§ **Data excerpts**:

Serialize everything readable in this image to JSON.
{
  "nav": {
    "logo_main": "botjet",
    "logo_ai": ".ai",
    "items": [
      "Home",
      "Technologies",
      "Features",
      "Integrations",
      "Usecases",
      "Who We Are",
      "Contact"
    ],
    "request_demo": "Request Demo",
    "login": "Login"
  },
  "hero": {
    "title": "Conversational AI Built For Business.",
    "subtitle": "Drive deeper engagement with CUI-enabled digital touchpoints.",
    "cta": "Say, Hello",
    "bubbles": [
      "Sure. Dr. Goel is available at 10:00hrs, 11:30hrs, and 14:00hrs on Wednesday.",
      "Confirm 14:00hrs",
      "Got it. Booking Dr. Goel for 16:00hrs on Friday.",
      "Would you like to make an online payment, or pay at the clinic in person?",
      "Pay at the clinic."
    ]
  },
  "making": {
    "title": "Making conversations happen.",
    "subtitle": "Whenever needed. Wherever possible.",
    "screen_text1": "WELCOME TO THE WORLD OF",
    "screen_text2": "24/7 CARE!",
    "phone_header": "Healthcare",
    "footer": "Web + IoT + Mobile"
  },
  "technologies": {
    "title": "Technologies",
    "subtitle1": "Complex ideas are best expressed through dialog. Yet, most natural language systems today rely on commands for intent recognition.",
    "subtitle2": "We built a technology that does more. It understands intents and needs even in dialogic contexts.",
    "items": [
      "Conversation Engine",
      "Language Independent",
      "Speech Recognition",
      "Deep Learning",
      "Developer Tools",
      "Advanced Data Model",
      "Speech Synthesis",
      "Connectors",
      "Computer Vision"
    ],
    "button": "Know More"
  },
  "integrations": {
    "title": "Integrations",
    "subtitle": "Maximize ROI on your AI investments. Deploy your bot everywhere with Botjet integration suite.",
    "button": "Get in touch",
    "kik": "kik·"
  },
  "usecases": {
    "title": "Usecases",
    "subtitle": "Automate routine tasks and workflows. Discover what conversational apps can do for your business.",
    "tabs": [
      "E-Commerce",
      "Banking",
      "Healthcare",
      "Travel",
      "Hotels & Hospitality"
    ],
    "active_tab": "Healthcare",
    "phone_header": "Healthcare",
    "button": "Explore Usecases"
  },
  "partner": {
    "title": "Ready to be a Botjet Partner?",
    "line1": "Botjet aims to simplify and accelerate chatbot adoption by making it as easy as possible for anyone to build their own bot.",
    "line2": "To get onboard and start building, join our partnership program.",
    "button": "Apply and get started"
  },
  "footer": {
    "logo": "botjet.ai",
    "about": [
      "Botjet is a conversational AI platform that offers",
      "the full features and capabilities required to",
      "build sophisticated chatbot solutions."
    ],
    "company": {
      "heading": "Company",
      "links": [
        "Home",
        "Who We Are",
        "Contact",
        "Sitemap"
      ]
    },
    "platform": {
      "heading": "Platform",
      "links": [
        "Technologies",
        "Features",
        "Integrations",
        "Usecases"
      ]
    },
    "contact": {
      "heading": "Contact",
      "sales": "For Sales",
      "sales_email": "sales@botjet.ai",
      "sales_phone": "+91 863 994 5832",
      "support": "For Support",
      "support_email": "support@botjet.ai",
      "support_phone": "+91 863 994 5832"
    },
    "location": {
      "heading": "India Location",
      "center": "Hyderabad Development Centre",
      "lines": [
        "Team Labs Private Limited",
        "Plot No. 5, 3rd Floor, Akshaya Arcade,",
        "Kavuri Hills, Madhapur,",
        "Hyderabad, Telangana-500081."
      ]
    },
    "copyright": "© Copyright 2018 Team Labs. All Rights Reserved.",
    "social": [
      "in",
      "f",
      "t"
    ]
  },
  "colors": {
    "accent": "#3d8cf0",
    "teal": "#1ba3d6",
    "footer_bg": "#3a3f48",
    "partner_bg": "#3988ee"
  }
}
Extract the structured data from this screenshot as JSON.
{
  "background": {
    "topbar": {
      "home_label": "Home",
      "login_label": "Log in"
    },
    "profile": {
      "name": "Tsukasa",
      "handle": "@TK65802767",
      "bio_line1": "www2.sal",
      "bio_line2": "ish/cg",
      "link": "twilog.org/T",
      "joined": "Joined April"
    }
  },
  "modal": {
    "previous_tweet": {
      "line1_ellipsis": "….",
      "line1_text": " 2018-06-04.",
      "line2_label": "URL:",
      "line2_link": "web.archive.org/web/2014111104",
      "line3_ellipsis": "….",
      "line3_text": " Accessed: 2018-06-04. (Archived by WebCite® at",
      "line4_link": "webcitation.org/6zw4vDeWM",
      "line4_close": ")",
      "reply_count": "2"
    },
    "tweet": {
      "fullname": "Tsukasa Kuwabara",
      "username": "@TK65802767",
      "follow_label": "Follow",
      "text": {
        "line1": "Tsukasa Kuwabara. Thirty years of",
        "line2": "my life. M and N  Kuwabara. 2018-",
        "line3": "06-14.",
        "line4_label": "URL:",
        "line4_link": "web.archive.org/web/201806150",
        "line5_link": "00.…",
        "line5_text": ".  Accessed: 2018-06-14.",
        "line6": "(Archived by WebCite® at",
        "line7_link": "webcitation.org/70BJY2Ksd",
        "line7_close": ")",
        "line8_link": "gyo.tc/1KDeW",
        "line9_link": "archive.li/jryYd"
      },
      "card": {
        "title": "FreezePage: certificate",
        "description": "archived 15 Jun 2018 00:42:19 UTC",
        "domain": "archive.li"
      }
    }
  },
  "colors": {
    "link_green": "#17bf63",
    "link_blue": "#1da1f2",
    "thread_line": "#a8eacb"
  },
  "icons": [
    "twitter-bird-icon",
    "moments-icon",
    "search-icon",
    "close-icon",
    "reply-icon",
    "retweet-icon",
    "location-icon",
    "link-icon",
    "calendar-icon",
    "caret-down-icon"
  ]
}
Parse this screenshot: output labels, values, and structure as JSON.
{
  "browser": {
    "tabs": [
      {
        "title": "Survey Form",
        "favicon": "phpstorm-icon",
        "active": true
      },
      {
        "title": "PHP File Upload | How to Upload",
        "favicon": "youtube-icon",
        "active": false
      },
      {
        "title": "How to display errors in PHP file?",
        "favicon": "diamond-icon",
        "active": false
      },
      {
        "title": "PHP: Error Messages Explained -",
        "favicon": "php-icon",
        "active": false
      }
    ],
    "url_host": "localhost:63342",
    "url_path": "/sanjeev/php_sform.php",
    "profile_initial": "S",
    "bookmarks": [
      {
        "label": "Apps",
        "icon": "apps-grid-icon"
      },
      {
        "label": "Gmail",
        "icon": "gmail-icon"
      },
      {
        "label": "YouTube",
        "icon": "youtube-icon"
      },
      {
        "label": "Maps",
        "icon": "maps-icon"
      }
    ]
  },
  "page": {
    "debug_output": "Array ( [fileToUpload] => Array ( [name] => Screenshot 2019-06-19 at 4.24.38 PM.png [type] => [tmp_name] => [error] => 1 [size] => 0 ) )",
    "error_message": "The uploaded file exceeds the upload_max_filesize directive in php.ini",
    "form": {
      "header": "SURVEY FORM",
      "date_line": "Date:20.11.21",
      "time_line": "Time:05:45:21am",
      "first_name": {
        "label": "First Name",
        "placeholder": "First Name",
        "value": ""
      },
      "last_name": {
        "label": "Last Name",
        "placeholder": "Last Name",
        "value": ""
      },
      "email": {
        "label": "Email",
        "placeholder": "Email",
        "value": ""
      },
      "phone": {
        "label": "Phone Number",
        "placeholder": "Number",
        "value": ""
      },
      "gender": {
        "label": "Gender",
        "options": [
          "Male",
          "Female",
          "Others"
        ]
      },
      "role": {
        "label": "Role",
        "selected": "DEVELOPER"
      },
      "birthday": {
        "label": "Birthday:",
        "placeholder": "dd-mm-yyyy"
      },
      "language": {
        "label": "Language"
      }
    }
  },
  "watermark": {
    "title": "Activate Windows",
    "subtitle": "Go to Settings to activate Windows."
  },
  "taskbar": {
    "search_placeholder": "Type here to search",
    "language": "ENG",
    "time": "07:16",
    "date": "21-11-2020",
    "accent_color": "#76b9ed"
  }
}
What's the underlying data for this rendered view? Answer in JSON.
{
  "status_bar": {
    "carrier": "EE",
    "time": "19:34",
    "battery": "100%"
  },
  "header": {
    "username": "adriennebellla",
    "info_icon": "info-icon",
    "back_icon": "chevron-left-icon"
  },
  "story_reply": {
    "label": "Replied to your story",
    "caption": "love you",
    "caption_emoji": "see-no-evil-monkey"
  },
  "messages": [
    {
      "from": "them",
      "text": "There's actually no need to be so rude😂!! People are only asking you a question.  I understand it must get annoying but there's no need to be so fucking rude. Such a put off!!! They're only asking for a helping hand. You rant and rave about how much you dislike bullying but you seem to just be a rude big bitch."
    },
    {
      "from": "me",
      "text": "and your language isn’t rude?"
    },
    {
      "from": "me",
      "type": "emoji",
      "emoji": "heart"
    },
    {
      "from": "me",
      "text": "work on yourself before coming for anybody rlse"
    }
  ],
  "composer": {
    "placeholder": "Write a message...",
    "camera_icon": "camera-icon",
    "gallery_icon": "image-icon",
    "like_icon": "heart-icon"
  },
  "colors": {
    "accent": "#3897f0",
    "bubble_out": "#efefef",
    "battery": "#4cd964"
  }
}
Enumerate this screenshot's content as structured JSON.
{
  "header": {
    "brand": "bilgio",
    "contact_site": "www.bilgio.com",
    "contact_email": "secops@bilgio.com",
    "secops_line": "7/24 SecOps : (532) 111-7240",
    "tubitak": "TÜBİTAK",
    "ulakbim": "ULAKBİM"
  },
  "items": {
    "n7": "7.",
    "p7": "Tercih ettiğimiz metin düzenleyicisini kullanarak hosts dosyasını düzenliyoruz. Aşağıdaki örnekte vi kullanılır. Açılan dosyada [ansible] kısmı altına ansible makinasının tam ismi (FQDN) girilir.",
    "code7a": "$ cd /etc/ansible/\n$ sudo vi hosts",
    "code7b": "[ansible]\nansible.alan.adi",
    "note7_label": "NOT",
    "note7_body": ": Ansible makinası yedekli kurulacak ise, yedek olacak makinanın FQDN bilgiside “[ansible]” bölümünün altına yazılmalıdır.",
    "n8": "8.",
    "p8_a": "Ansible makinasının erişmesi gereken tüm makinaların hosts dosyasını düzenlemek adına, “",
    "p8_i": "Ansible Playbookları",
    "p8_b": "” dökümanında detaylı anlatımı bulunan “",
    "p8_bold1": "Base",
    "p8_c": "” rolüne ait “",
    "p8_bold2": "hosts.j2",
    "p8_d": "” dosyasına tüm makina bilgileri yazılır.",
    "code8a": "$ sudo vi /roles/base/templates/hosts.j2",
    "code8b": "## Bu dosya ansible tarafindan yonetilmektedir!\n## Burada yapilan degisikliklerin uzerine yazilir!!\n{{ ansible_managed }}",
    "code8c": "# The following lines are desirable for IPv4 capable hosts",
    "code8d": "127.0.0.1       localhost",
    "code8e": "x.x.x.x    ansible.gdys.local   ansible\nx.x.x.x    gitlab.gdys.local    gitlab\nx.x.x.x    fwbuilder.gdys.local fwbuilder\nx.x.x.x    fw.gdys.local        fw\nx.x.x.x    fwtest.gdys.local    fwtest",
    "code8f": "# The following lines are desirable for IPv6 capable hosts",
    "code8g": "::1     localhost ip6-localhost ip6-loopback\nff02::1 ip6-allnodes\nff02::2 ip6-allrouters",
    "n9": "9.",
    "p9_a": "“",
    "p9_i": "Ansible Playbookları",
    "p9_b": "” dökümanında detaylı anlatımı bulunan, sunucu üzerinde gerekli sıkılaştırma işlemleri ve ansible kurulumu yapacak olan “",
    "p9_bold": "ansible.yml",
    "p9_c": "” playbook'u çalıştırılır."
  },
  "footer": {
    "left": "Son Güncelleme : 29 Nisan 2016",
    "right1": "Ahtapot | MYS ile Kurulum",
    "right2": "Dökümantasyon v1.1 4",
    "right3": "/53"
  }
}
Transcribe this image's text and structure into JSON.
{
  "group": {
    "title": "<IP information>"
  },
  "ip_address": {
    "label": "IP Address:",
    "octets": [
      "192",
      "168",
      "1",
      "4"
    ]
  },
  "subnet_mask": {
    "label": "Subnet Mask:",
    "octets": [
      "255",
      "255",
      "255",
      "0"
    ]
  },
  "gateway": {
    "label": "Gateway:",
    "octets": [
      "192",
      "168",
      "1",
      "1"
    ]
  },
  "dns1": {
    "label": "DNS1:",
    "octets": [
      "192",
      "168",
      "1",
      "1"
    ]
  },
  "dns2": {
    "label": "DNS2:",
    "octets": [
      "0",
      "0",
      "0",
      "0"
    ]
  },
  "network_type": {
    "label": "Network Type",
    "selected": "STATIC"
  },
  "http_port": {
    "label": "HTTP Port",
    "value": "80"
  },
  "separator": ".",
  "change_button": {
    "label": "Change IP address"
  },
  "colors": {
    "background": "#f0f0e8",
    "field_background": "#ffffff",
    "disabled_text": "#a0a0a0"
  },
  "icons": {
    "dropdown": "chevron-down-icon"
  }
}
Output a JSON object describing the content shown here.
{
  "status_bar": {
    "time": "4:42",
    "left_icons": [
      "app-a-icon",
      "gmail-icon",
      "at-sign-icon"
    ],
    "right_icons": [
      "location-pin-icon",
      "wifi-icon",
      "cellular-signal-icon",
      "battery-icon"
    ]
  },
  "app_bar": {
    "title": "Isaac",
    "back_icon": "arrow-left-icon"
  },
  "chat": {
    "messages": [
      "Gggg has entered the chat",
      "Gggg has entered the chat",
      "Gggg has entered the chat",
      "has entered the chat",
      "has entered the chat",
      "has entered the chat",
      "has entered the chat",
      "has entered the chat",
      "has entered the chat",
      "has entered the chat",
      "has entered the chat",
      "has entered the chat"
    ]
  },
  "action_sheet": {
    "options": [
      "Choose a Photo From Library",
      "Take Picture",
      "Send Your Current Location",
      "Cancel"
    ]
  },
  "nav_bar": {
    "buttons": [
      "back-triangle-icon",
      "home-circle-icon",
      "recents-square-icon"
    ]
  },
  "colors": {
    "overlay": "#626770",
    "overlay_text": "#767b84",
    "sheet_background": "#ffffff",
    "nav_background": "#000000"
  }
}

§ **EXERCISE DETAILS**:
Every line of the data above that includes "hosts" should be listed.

§ **FINISHED EXERCISE**:
    "p7": "Tercih ettiğimiz metin düzenleyicisini kullanarak hosts dosyasını düzenliyoruz. Aşağıdaki örnekte vi kullanılır. Açılan dosyada [ansible] kısmı altına ansible makinasının tam ismi (FQDN) girilir.",
    "code7a": "$ cd /etc/ansible/\n$ sudo vi hosts",
    "p8_a": "Ansible makinasının erişmesi gereken tüm makinaların hosts dosyasını düzenlemek adına, “",
    "p8_bold2": "hosts.j2",
    "code8a": "$ sudo vi /roles/base/templates/hosts.j2",
    "code8c": "# The following lines are desirable for IPv4 capable hosts",
    "code8f": "# The following lines are desirable for IPv6 capable hosts",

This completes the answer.